– Boeing-CCtCap-Contract here.

– SpaceX-CCtCap-Contract here.

Get to Know the International Docking Adapters

Astronauts Terry Virts and Barry Wilmore will make the third spacewalk Sunday to complete the first in a series of work to outfit the International Space Station with the mechanisms needed for Commercial Crew spacecraft to dock to the orbiting laboratory. The two adapters were built by Boeing and will be carried to the station on upcoming SpaceX cargo missions. The adapters will serve the Boeing CST-100 and SpaceX Crew Dragon spacecraft when they fly astronauts to the station.

During Sunday’s spacewalk, Virts and Wilmore will deploy 400 feet of cable along the truss of the station and install antennas as part of the new Common Communications for Visiting Vehicles system that will provide rendezvous and navigational data to visiting vehicles approaching the station, including the new U.S. commercial crew vehicles.

NASA TV coverage Sunday will begin at 6 a.m. EST. The spacewalk will begin around 7:10 a.m. and is expected to last about 6 hours, 45 minutes. NASA TV is available online at https://www.nasa.gov/nasatv.

Commercial Crew Bookmarks are Here!

bookmark-spacexbookmark-boeingbookmark-combined
Pick up a book this weekend if you’re cooped up inside from the rain or tired of shoveling snow and NASA’s Commercial Crew Program will help you keep your place in it using one of our new bookmarks.

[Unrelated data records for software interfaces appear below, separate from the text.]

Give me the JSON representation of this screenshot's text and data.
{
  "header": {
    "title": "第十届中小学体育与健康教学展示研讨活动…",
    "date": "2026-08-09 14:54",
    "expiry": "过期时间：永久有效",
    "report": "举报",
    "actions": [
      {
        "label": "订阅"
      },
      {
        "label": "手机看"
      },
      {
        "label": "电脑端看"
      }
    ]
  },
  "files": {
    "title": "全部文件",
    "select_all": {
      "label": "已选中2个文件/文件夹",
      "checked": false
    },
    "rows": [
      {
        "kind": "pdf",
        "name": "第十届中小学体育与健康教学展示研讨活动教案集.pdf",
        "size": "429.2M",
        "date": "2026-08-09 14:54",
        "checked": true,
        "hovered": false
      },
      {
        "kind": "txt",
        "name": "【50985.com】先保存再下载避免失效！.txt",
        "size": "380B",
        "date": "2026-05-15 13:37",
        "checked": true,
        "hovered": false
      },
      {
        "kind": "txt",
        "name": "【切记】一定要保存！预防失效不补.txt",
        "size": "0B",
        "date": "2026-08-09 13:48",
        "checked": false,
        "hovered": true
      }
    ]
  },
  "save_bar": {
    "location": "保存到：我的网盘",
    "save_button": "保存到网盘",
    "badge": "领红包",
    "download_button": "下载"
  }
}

We have three – one for the program and one for each of our Commercial Crew Transportation Capability providers. They can be downloaded by clicking on their respective pictures on the right.